▶ EXERCISE INSTRUCTIONS: Using the data below, gather each line that includes the word "true".

Component data from apps and pages:
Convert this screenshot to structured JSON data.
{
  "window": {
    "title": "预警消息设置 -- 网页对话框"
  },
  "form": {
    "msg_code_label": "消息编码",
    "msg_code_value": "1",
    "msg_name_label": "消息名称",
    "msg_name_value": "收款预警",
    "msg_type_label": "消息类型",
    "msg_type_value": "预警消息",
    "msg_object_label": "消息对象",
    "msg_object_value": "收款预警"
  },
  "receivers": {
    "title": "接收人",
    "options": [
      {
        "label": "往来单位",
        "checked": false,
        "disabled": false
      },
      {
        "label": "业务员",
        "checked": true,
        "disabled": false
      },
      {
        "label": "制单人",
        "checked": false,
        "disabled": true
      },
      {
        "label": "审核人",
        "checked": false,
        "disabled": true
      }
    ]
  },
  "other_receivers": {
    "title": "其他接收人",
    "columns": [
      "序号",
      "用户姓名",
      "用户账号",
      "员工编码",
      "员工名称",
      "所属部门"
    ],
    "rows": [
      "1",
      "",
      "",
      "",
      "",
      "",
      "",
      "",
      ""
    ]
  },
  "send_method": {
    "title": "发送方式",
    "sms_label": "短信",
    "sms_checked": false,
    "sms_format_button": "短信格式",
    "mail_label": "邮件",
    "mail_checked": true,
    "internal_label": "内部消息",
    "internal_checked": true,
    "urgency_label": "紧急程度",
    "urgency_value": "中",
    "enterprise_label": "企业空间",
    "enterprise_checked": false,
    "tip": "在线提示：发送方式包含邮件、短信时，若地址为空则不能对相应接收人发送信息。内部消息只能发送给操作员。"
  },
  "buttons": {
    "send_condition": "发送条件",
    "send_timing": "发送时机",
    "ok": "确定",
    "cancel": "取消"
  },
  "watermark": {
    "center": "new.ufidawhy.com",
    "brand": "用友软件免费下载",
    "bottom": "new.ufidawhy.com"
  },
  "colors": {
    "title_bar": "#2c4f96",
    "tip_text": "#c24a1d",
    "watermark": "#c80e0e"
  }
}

▶ EXPECTED OUTPUT:
        "checked": true,
        "disabled": true
        "disabled": true
    "mail_checked": true,
    "internal_checked": true,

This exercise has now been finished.